This concept of a living, breathing resource is a compelling one, and in drawing to a close, this post wouldn’t be complete without mentioning the work currently being undertaken in the digital humanities, which – at its best – unites the sometimes opposing worlds of tangible historical object and accessible, fluid digital media. For example, the Digital Image Archive of Medieval Music (DIAMM) provides images of thousands of medieval manuscripts, substantially decreasing people’s obstacles to engaging in these manuscripts through location or cost, while simultaneously creating and archiving digital records of manuscript fragments which may be extremely vulnerable to future deterioration or loss. And, finally, the Online Chopin Variorum Edition (OCVE) takes things a step further, providing access to images of Chopin’s manuscripts and first editions within the structure of a research project which, amongst other questions, aims to interrogate how ‘technology [might] fundamentally alter the musician’s and the musicologist’s understanding of different sources, their often complex interrelationships, and their significance as artistic and cultural artifacts within a rich history of publication, pedagogy, and performance’. The resource is rich in scholarly commentary, but, crucially, the interface also allows users to make their own (public or private) annotations, thereby creating a fluid, ‘dynamic’ edition with limitless finely-granulated variations in overall content.

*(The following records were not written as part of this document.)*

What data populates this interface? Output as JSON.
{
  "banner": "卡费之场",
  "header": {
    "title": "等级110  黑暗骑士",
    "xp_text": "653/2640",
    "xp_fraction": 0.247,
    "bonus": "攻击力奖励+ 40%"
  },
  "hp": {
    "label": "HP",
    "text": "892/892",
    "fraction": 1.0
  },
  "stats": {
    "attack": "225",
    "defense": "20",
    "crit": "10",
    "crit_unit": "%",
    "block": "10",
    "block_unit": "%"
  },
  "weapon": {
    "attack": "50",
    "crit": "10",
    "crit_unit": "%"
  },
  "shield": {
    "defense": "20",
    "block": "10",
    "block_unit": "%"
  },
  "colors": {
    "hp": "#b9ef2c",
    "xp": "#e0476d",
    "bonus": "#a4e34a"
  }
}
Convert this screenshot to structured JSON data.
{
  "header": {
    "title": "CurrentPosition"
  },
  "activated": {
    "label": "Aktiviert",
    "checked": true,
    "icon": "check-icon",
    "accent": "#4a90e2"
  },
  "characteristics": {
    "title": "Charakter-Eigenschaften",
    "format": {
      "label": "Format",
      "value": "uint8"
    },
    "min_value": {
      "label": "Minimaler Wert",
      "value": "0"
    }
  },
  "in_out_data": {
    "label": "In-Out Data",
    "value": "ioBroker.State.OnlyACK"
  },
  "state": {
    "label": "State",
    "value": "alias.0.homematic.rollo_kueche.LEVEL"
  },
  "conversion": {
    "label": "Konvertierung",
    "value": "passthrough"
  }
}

And so, to return to the original theme of this post, there are interesting times ahead behind the scenes in the music library office. There will always be books and scores to repair, I am sure, and I certainly hope that old train tickets and letters will continue to fall from their pages for many years to come. But the examples I’ve described above give me hope that the inevitable ascendance of the digital sphere will open up more worlds – bright, enthralling, accessible and unifying – that it closes.